Data provided:
=====
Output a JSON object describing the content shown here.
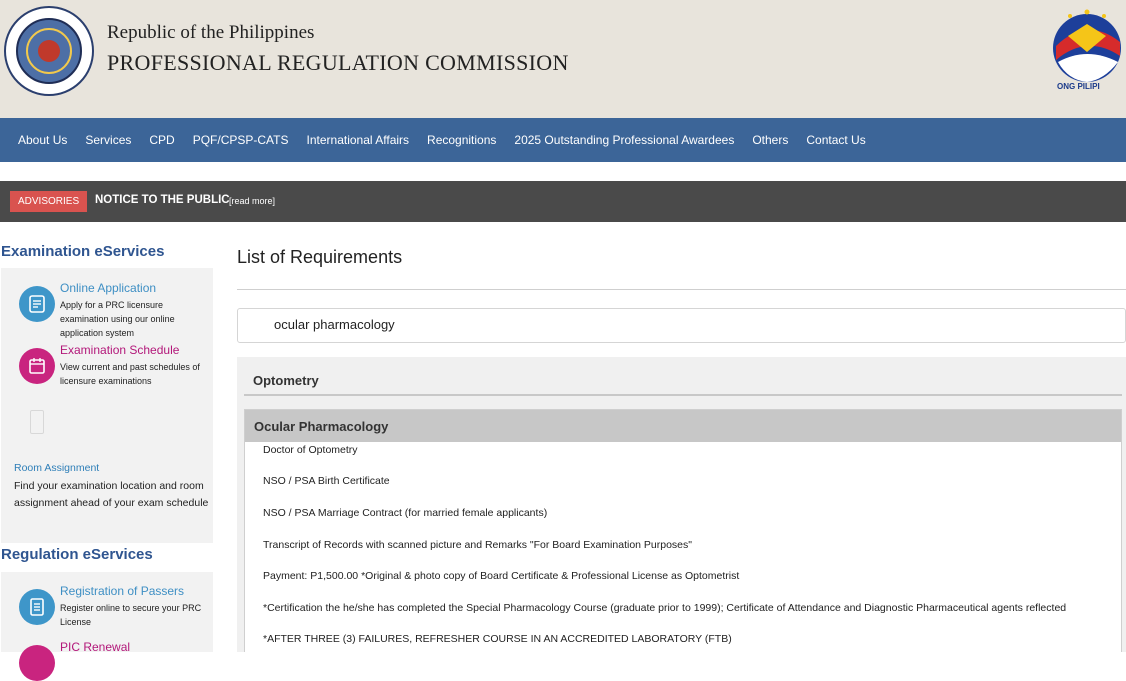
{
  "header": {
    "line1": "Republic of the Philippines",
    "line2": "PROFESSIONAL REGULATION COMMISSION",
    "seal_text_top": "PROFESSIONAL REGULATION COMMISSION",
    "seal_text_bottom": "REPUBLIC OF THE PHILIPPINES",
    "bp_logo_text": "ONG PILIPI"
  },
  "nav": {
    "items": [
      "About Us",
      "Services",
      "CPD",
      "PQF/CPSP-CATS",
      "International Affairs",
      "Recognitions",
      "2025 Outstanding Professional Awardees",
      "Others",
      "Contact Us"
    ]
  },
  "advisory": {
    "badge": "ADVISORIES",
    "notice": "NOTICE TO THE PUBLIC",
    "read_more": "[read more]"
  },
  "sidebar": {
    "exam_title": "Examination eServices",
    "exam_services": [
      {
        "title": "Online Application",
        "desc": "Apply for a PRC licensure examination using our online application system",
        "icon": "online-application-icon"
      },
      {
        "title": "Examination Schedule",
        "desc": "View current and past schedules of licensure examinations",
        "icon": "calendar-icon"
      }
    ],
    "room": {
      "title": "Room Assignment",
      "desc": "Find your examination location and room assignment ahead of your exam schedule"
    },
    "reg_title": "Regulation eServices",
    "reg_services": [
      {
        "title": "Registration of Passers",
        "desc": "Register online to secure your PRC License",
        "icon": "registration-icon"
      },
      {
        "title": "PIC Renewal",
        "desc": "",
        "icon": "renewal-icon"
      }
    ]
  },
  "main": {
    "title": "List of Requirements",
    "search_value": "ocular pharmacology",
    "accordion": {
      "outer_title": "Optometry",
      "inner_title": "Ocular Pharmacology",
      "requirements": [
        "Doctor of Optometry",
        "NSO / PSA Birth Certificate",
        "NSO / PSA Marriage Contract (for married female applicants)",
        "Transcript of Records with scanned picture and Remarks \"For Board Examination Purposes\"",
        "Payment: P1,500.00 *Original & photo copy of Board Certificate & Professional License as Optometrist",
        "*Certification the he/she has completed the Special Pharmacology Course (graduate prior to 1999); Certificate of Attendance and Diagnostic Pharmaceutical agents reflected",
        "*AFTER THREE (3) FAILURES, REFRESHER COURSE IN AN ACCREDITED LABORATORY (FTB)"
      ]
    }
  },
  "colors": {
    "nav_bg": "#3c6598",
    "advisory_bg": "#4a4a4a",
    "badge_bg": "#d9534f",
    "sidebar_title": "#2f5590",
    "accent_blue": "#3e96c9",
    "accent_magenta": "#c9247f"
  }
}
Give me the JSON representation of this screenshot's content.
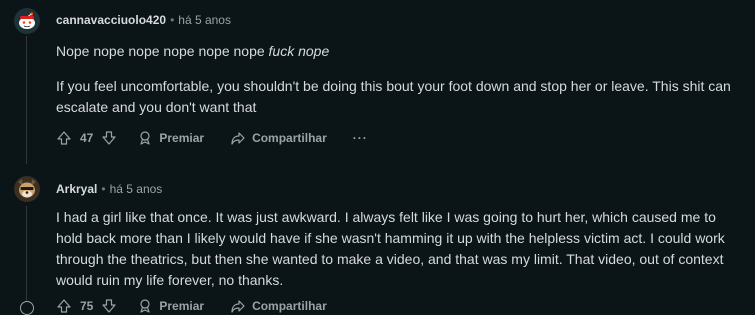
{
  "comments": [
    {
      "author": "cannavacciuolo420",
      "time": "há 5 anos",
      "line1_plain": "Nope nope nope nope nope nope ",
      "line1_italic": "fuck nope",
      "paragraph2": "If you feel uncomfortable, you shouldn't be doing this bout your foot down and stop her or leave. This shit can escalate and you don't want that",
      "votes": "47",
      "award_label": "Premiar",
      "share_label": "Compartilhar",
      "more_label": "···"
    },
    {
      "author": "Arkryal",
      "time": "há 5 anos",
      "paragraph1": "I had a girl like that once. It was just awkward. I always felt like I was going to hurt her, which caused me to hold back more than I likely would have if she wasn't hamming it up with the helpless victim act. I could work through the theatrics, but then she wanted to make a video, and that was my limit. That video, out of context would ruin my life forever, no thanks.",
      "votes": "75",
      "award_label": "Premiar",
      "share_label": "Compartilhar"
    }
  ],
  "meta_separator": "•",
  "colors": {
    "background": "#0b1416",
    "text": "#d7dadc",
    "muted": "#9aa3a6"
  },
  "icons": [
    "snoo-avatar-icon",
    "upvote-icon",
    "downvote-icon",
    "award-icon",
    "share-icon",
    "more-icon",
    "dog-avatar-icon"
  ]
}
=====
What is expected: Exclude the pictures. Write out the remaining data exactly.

Task output:
Output a JSON object describing the content shown here.
{
  "header": {
    "line1": "Republic of the Philippines",
    "line2": "PROFESSIONAL REGULATION COMMISSION",
    "seal_text_top": "PROFESSIONAL REGULATION COMMISSION",
    "seal_text_bottom": "REPUBLIC OF THE PHILIPPINES",
    "bp_logo_text": "ONG PILIPI"
  },
  "nav": {
    "items": [
      "About Us",
      "Services",
      "CPD",
      "PQF/CPSP-CATS",
      "International Affairs",
      "Recognitions",
      "2025 Outstanding Professional Awardees",
      "Others",
      "Contact Us"
    ]
  },
  "advisory": {
    "badge": "ADVISORIES",
    "notice": "NOTICE TO THE PUBLIC",
    "read_more": "[read more]"
  },
  "sidebar": {
    "exam_title": "Examination eServices",
    "exam_services": [
      {
        "title": "Online Application",
        "desc": "Apply for a PRC licensure examination using our online application system",
        "icon": "online-application-icon"
      },
      {
        "title": "Examination Schedule",
        "desc": "View current and past schedules of licensure examinations",
        "icon": "calendar-icon"
      }
    ],
    "room": {
      "title": "Room Assignment",
      "desc": "Find your examination location and room assignment ahead of your exam schedule"
    },
    "reg_title": "Regulation eServices",
    "reg_services": [
      {
        "title": "Registration of Passers",
        "desc": "Register online to secure your PRC License",
        "icon": "registration-icon"
      },
      {
        "title": "PIC Renewal",
        "desc": "",
        "icon": "renewal-icon"
      }
    ]
  },
  "main": {
    "title": "List of Requirements",
    "search_value": "ocular pharmacology",
    "accordion": {
      "outer_title": "Optometry",
      "inner_title": "Ocular Pharmacology",
      "requirements": [
        "Doctor of Optometry",
        "NSO / PSA Birth Certificate",
        "NSO / PSA Marriage Contract (for married female applicants)",
        "Transcript of Records with scanned picture and Remarks \"For Board Examination Purposes\"",
        "Payment: P1,500.00 *Original & photo copy of Board Certificate & Professional License as Optometrist",
        "*Certification the he/she has completed the Special Pharmacology Course (graduate prior to 1999); Certificate of Attendance and Diagnostic Pharmaceutical agents reflected",
        "*AFTER THREE (3) FAILURES, REFRESHER COURSE IN AN ACCREDITED LABORATORY (FTB)"
      ]
    }
  },
  "colors": {
    "nav_bg": "#3c6598",
    "advisory_bg": "#4a4a4a",
    "badge_bg": "#d9534f",
    "sidebar_title": "#2f5590",
    "accent_blue": "#3e96c9",
    "accent_magenta": "#c9247f"
  }
}
Give me the JSON representation of this screenshot's content.
{
  "comments": [
    {
      "author": "cannavacciuolo420",
      "time": "há 5 anos",
      "line1_plain": "Nope nope nope nope nope nope ",
      "line1_italic": "fuck nope",
      "paragraph2": "If you feel uncomfortable, you shouldn't be doing this bout your foot down and stop her or leave. This shit can escalate and you don't want that",
      "votes": "47",
      "award_label": "Premiar",
      "share_label": "Compartilhar",
      "more_label": "···"
    },
    {
      "author": "Arkryal",
      "time": "há 5 anos",
      "paragraph1": "I had a girl like that once. It was just awkward. I always felt like I was going to hurt her, which caused me to hold back more than I likely would have if she wasn't hamming it up with the helpless victim act. I could work through the theatrics, but then she wanted to make a video, and that was my limit. That video, out of context would ruin my life forever, no thanks.",
      "votes": "75",
      "award_label": "Premiar",
      "share_label": "Compartilhar"
    }
  ],
  "meta_separator": "•",
  "colors": {
    "background": "#0b1416",
    "text": "#d7dadc",
    "muted": "#9aa3a6"
  },
  "icons": [
    "snoo-avatar-icon",
    "upvote-icon",
    "downvote-icon",
    "award-icon",
    "share-icon",
    "more-icon",
    "dog-avatar-icon"
  ]
}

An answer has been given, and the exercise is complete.